[Source data]
=== Section Start ===

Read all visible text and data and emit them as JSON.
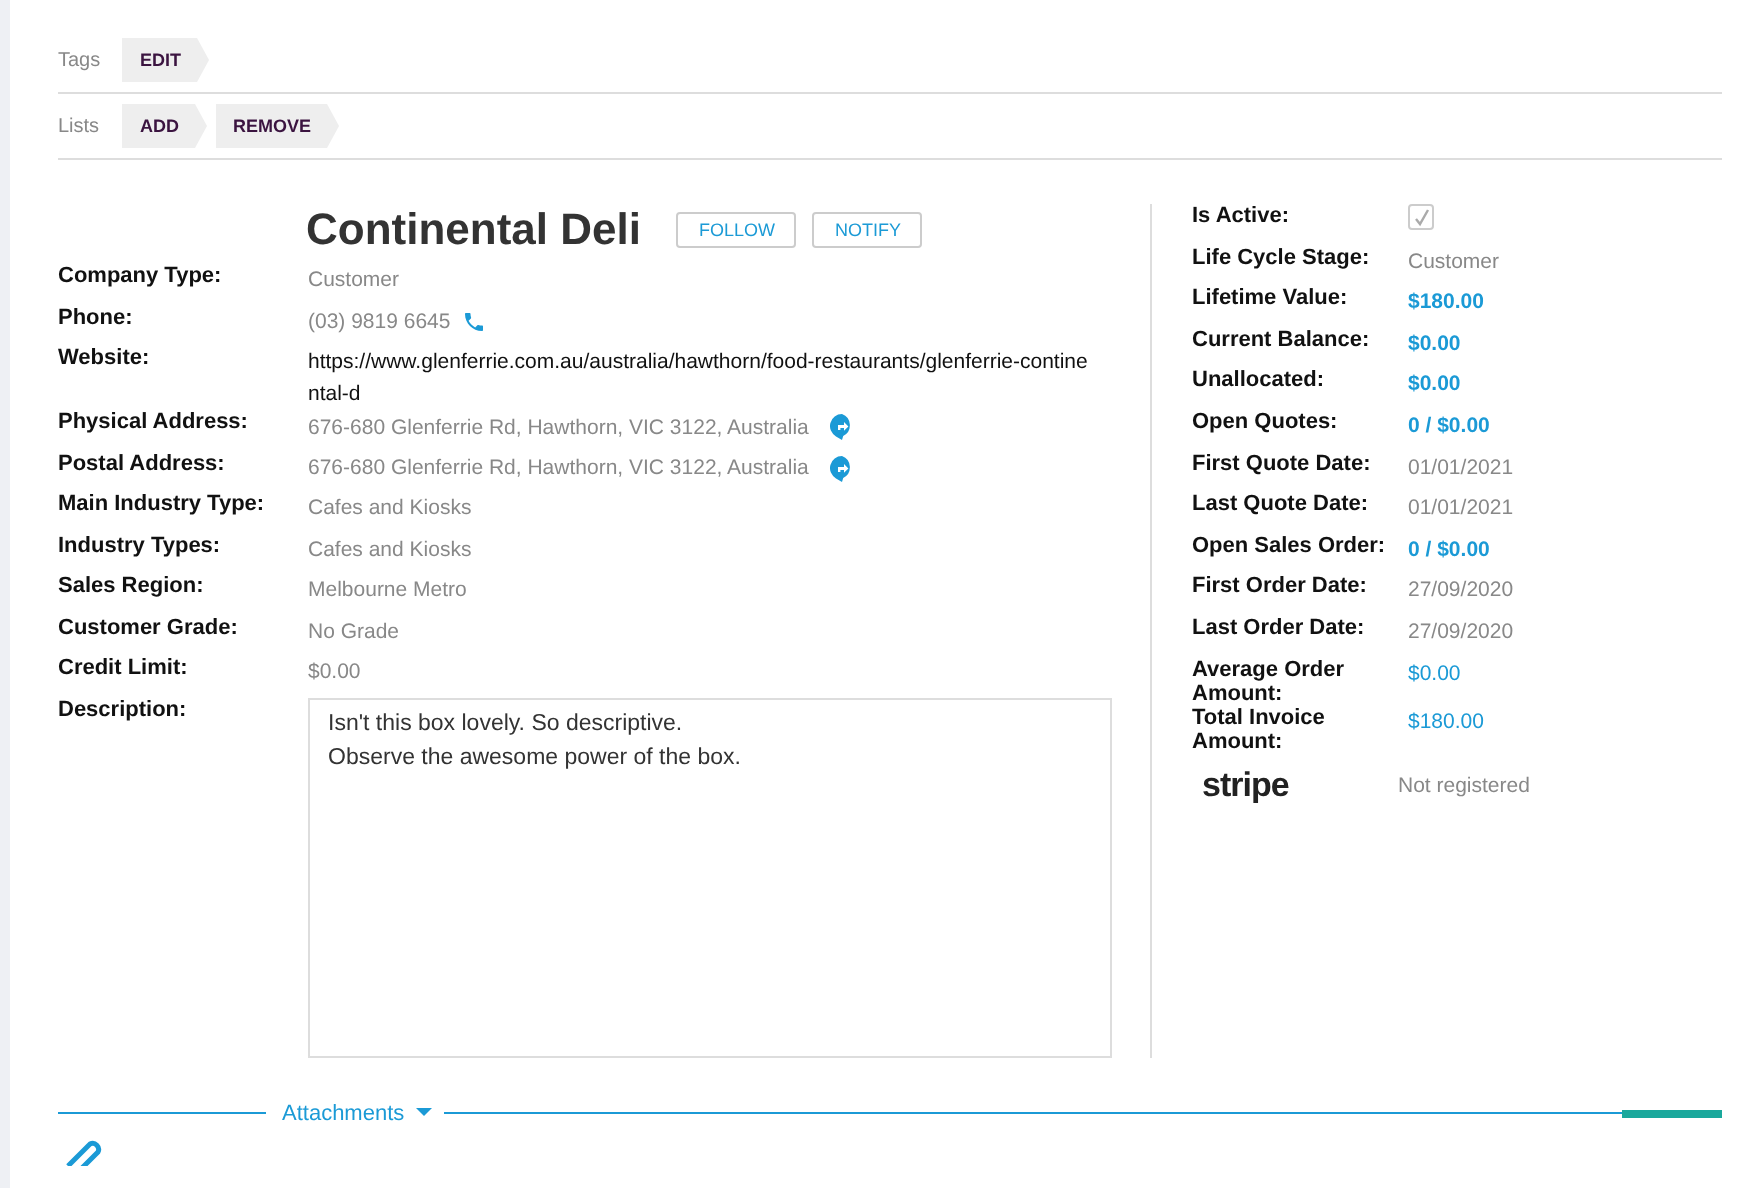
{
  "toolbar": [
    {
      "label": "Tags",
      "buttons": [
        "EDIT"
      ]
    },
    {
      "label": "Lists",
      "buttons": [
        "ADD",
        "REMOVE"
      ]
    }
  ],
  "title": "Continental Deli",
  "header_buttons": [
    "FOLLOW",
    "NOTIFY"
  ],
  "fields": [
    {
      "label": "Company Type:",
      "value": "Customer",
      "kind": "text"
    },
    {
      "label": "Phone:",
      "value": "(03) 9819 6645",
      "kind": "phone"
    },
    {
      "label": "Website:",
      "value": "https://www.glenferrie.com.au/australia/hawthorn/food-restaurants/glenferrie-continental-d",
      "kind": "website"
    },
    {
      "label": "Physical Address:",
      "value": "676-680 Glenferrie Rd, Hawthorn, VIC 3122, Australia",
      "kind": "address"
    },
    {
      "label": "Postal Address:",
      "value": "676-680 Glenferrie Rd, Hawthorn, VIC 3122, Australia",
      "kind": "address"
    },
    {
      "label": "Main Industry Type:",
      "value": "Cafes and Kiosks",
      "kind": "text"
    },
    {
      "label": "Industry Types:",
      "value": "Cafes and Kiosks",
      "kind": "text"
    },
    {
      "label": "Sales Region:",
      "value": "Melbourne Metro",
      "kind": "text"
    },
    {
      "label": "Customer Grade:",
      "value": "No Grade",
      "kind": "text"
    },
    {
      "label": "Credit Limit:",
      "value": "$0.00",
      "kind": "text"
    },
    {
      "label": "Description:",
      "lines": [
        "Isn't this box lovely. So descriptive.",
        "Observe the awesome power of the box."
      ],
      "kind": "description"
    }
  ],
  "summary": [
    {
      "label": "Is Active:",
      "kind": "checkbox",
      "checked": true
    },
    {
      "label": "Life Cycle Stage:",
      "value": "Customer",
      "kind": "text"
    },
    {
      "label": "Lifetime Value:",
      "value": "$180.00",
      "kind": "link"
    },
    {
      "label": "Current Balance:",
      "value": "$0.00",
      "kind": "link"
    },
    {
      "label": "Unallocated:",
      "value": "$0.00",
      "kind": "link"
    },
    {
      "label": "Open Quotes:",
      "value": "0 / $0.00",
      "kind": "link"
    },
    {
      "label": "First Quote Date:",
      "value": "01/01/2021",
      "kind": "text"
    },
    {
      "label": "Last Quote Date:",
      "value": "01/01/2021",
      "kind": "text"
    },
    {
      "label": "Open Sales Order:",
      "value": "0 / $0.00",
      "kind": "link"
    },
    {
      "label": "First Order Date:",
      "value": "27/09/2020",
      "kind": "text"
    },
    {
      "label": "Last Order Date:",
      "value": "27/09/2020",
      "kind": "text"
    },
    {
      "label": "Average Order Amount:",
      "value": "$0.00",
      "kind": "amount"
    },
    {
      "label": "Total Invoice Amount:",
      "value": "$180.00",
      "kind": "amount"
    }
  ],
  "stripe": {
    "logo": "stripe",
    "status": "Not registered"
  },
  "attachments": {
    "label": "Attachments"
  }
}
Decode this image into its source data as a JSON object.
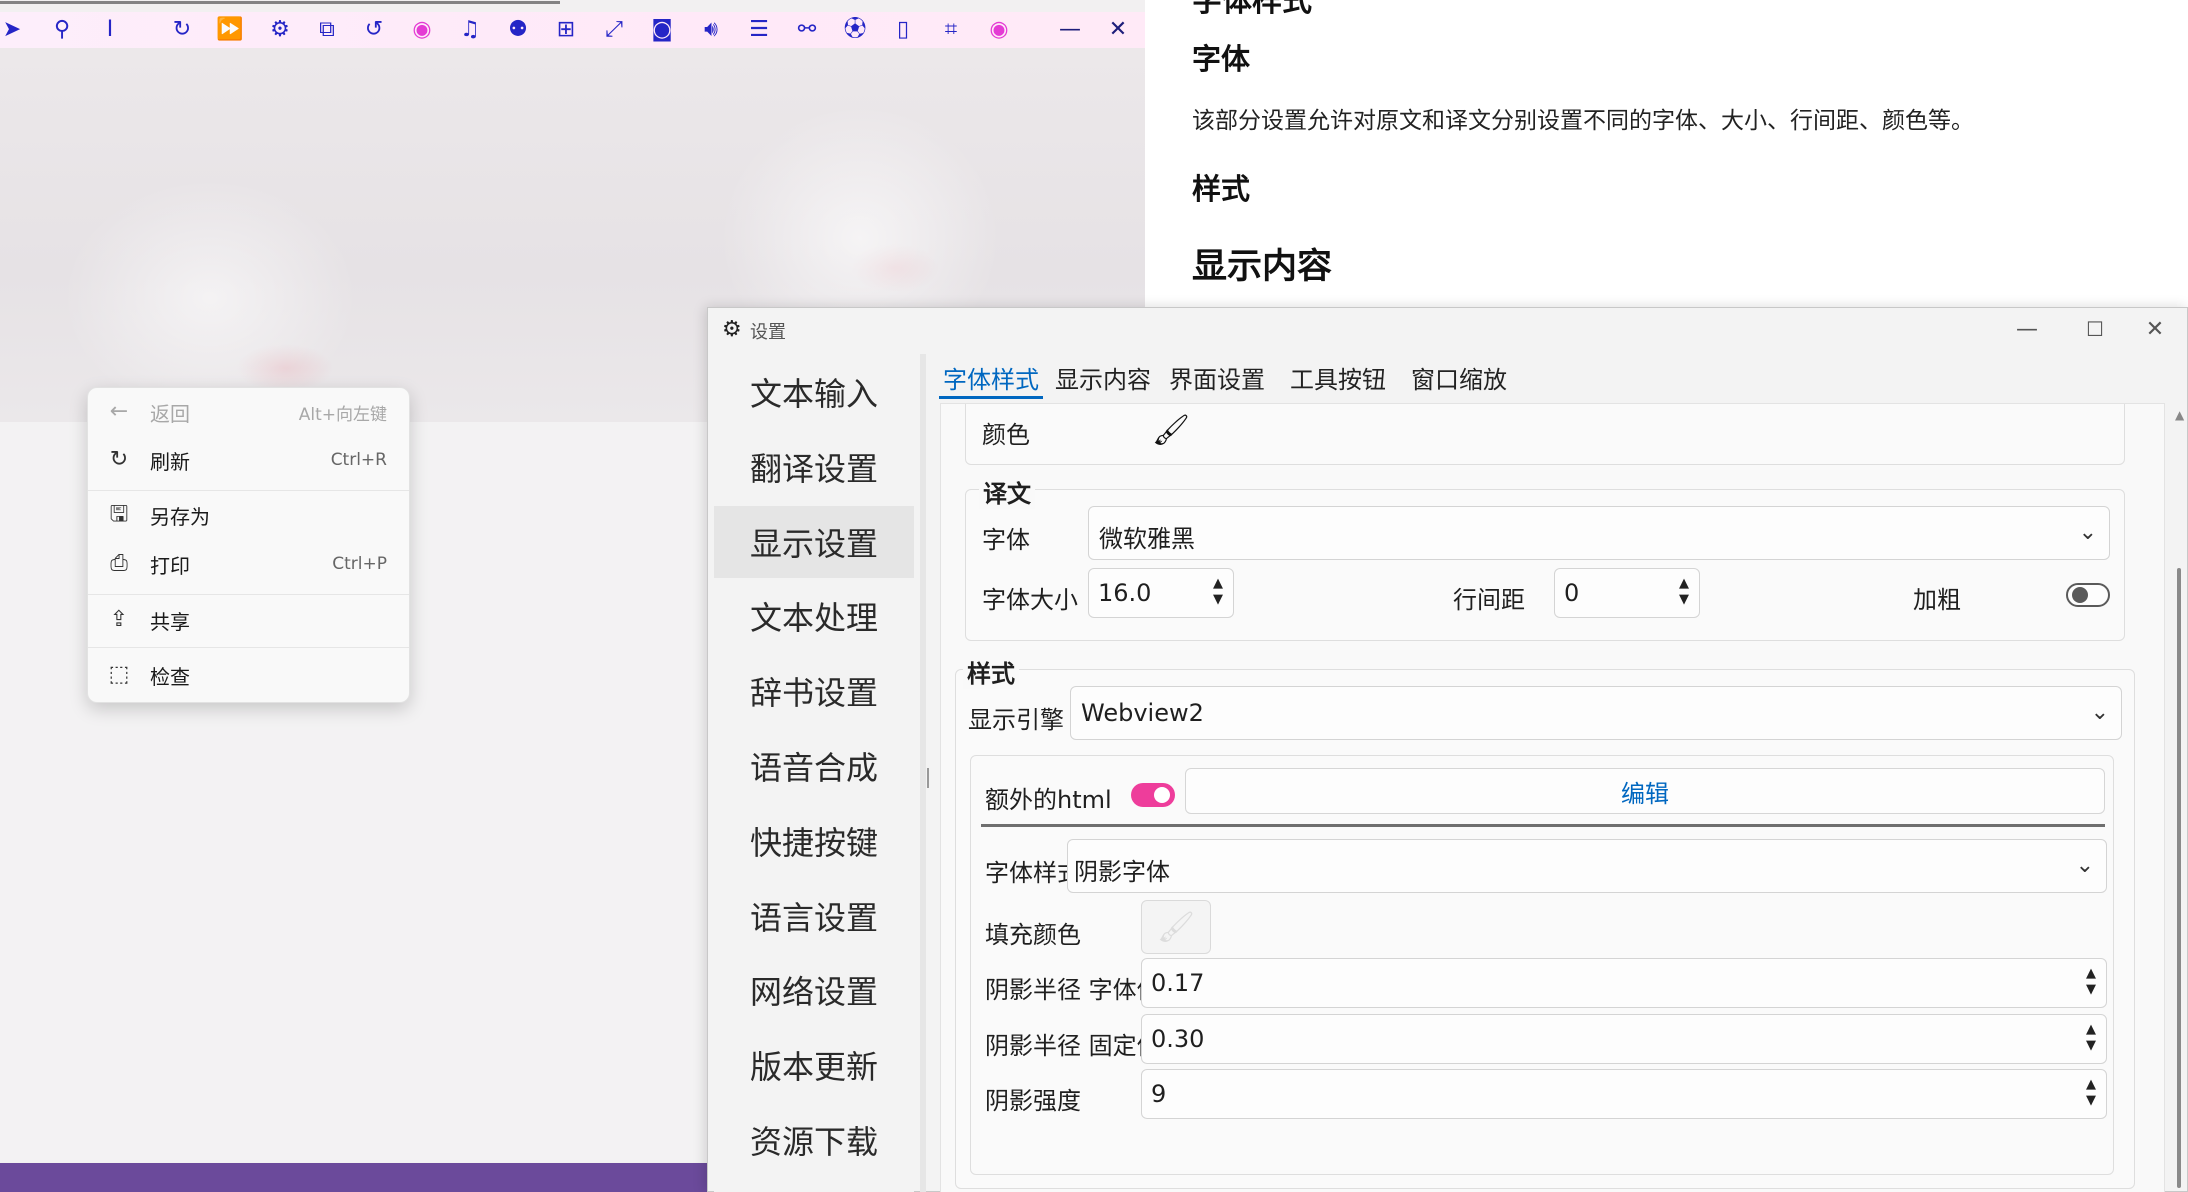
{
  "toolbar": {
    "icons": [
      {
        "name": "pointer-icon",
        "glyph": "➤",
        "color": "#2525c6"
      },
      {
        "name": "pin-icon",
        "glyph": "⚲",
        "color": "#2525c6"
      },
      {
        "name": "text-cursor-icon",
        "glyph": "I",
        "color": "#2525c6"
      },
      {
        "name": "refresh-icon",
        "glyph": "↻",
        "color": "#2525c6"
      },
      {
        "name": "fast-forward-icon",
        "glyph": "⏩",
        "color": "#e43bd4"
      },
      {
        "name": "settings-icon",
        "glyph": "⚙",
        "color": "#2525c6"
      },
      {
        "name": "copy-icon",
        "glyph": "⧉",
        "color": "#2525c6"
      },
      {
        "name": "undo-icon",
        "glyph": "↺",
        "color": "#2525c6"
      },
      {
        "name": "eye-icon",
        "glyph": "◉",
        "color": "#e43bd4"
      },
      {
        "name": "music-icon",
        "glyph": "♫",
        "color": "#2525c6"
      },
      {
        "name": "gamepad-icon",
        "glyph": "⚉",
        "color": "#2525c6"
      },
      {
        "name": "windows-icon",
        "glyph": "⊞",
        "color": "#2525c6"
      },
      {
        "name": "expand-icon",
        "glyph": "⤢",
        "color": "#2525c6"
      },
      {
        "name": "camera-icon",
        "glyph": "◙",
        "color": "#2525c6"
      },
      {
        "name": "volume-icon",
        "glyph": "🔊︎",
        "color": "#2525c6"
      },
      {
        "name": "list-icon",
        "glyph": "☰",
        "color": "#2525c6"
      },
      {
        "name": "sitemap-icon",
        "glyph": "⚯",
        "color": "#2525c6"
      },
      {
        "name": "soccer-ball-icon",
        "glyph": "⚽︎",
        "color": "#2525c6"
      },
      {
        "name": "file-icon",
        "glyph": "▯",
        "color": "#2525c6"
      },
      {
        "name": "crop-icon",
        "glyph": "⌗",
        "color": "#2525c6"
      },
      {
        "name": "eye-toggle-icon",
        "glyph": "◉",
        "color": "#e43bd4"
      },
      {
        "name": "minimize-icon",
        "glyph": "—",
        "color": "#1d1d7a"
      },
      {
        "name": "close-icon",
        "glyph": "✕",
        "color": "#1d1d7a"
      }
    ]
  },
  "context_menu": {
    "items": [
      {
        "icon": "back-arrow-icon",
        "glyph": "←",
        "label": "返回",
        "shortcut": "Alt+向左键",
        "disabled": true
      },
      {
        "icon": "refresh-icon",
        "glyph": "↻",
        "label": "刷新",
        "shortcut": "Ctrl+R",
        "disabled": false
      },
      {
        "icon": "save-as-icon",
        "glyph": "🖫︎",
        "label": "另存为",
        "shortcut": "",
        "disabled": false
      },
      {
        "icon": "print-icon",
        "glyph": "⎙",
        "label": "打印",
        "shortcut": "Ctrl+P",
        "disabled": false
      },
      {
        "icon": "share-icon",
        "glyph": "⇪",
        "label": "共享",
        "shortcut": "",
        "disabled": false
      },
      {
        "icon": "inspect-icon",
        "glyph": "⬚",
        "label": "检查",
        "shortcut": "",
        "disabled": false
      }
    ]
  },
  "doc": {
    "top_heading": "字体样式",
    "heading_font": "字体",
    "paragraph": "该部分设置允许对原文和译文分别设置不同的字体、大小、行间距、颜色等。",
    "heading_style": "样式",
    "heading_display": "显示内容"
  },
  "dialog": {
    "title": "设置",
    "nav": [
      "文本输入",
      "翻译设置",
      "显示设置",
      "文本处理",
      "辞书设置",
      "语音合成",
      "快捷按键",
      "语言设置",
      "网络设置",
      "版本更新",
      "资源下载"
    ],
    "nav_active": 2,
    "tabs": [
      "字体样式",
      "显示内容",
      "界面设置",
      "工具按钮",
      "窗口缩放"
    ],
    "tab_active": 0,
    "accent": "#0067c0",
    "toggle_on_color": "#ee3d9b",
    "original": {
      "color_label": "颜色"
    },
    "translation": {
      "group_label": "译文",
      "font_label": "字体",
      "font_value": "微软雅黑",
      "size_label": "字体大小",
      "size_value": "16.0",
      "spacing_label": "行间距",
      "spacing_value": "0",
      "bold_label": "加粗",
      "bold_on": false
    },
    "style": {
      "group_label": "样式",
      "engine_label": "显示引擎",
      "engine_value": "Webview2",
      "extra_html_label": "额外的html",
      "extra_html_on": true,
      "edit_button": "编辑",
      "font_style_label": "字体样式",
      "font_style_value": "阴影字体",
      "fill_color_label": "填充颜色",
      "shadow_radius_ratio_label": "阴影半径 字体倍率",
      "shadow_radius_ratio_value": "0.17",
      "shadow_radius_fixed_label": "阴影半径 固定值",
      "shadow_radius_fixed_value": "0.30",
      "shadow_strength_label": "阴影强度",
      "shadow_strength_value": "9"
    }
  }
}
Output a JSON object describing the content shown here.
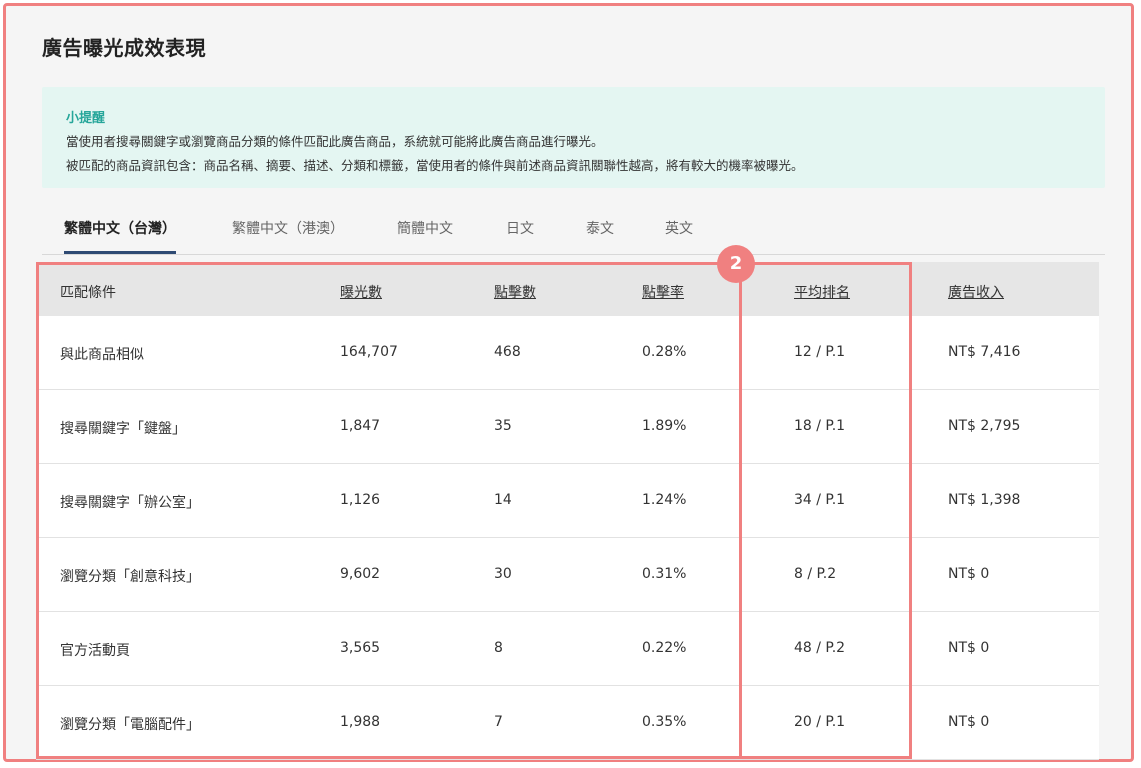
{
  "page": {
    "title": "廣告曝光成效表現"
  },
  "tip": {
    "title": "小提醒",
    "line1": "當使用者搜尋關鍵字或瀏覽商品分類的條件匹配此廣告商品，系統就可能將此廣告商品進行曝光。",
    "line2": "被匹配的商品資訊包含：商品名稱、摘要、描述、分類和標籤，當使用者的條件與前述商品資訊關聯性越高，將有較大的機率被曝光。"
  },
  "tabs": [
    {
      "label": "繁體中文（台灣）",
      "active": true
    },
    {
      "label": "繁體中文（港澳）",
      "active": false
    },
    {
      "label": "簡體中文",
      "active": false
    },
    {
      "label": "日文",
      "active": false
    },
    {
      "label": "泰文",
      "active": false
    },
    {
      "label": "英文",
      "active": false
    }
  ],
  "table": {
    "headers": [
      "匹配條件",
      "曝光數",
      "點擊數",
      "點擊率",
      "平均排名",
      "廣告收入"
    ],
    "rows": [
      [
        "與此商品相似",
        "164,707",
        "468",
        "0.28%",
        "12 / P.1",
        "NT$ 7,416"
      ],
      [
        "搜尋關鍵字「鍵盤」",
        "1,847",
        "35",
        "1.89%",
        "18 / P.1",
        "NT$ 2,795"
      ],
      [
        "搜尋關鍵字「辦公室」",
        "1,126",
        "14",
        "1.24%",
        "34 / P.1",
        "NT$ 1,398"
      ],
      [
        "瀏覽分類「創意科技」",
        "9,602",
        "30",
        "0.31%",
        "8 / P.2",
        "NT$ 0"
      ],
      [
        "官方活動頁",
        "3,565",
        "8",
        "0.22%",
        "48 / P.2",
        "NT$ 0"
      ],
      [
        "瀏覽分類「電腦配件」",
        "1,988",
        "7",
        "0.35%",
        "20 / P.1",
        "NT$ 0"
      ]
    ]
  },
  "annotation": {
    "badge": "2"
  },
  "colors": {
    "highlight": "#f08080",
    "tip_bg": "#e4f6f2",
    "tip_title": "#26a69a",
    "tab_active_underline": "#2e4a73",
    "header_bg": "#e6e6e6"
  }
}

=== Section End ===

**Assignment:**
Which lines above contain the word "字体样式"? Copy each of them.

**Solution below:**
    "top_heading": "字体样式",
      "字体样式",
      "font_style_label": "字体样式",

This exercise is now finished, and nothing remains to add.